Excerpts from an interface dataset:
»»

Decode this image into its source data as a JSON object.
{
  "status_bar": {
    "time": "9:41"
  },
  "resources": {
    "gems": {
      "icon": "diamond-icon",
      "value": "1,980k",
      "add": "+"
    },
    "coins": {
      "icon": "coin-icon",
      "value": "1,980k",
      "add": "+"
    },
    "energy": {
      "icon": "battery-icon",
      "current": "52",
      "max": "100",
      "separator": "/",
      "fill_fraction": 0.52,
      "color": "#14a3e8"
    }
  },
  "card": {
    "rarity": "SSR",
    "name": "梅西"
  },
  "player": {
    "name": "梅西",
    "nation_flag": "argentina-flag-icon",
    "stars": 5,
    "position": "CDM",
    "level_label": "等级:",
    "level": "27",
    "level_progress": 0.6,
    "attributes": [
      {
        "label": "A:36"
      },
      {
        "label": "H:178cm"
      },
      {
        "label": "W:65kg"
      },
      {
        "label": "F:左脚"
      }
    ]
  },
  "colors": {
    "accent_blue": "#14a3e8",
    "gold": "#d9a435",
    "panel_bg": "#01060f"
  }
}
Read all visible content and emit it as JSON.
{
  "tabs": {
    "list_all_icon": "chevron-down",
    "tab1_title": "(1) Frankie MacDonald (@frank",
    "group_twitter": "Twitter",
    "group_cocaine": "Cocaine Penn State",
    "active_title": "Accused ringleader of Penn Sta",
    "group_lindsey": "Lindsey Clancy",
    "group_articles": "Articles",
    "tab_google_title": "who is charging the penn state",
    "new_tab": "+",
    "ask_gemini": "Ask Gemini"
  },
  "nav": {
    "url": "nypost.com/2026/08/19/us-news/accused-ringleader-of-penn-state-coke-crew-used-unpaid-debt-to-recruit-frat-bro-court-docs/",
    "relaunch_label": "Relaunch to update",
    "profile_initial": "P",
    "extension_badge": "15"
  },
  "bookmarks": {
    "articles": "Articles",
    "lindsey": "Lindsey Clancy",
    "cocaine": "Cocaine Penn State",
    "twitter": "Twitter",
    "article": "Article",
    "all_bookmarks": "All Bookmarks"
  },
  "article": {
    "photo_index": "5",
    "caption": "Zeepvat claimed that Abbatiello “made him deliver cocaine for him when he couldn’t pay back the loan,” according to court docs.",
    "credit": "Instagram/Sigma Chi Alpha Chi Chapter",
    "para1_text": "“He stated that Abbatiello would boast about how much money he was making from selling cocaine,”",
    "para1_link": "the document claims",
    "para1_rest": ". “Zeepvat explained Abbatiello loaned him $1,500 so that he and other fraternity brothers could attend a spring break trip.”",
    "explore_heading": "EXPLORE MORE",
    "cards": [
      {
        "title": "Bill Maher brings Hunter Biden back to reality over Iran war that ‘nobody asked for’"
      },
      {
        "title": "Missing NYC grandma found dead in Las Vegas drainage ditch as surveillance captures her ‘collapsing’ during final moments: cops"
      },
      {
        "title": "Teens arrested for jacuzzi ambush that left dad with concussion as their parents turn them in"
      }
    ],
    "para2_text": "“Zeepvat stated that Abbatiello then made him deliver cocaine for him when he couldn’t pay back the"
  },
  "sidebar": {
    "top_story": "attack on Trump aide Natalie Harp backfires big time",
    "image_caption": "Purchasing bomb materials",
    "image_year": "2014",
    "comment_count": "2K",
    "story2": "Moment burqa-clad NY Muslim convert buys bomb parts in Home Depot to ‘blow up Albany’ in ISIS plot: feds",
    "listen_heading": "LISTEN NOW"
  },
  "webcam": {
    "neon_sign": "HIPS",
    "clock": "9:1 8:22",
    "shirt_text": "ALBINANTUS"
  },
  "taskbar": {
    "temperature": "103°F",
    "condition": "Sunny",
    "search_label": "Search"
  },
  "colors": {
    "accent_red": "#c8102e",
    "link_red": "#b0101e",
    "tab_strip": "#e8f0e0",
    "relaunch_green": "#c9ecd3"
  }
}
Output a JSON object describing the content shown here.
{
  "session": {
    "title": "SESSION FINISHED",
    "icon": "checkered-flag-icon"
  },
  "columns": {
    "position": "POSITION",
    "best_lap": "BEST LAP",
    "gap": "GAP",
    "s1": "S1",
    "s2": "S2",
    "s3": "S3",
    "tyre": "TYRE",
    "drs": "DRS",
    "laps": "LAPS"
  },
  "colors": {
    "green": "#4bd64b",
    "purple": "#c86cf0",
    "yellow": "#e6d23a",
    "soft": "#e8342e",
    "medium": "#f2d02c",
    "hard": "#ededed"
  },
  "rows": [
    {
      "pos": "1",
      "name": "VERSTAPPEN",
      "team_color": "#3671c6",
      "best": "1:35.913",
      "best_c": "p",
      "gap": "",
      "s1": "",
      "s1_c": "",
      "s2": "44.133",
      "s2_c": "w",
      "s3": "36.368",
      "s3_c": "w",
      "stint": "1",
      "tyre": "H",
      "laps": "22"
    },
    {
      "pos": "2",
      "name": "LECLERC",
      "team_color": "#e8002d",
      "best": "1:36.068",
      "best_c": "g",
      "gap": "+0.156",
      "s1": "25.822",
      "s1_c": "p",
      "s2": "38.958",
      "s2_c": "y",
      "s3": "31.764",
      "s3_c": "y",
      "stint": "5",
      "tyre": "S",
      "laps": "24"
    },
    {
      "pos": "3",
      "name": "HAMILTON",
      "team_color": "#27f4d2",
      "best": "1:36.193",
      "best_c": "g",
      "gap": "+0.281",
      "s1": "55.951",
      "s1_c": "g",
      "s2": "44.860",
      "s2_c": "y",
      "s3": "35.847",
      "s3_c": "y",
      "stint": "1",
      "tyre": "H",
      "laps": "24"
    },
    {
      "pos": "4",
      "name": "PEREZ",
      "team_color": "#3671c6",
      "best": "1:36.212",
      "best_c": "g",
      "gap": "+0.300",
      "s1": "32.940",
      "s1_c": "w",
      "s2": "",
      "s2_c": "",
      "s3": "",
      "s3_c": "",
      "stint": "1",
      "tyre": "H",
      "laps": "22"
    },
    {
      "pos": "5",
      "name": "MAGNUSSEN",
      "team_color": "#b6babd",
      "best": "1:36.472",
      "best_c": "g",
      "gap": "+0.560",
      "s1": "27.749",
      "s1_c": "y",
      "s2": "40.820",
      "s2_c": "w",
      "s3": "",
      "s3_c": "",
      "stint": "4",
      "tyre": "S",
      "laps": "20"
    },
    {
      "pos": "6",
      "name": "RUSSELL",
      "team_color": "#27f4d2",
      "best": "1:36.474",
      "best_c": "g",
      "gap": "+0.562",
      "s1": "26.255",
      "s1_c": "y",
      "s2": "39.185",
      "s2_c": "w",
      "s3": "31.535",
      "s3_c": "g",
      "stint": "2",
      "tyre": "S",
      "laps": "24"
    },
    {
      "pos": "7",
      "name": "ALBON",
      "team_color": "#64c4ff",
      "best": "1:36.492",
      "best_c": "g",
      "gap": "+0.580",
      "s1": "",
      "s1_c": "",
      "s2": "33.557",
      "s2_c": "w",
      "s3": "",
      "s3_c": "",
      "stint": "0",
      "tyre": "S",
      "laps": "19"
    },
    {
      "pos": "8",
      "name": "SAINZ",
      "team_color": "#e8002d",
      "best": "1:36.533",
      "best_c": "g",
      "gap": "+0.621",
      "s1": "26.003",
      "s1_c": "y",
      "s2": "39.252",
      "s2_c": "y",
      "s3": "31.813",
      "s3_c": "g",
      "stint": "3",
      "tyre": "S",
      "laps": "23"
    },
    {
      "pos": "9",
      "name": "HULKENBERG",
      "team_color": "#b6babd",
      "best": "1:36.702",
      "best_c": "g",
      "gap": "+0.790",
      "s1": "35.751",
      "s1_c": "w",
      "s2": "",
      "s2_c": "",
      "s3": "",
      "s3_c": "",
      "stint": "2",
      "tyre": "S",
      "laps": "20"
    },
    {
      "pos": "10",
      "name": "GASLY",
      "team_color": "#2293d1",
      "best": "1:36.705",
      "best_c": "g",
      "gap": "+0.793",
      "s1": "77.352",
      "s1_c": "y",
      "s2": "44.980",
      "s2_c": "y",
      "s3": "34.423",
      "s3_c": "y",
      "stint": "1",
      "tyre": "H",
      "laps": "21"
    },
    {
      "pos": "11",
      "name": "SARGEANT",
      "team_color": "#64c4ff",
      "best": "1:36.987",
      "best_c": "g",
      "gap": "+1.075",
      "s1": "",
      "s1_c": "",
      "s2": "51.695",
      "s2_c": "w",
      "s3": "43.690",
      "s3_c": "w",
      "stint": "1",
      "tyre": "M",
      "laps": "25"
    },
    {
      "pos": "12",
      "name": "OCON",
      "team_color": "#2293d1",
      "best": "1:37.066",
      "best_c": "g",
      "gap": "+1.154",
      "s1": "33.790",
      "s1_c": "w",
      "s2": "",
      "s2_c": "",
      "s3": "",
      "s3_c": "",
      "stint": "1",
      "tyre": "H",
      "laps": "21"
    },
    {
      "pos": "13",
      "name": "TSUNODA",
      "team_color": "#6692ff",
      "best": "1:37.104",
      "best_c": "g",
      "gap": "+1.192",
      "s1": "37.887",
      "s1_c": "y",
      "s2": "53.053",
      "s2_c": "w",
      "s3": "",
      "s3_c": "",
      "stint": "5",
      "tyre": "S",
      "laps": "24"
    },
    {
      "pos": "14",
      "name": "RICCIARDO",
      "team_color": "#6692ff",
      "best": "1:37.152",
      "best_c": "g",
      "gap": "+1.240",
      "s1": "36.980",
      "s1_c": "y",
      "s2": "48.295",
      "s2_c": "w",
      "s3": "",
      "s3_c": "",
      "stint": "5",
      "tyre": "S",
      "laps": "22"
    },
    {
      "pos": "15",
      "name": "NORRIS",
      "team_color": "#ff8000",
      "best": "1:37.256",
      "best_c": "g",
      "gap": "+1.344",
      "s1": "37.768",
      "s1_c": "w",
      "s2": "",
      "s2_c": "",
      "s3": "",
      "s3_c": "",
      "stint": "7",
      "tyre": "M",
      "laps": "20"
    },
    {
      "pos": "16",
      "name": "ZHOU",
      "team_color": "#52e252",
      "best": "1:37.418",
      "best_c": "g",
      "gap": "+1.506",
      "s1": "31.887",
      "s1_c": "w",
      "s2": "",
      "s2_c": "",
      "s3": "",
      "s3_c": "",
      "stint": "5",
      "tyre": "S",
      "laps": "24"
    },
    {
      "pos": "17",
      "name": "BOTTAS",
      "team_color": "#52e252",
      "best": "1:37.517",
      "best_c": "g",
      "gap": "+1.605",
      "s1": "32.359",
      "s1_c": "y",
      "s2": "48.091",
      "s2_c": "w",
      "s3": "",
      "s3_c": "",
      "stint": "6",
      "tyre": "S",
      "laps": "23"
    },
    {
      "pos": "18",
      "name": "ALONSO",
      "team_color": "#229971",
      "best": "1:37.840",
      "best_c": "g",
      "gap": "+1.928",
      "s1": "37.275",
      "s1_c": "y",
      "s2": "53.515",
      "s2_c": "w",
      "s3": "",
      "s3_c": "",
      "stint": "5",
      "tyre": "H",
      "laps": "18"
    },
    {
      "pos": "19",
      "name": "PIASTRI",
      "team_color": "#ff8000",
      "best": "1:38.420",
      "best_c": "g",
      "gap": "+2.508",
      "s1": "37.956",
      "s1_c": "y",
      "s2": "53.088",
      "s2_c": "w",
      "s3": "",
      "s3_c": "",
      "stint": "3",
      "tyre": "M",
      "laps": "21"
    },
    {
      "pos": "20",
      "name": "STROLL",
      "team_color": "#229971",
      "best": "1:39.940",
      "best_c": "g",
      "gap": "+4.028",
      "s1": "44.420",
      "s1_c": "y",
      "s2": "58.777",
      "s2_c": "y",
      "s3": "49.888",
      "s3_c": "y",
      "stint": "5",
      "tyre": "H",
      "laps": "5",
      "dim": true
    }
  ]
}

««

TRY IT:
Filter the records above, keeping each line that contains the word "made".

OUTPUT:
    "caption": "Zeepvat claimed that Abbatiello “made him deliver cocaine for him when he couldn’t pay back the loan,” according to court docs.",
    "para2_text": "“Zeepvat stated that Abbatiello then made him deliver cocaine for him when he couldn’t pay back the"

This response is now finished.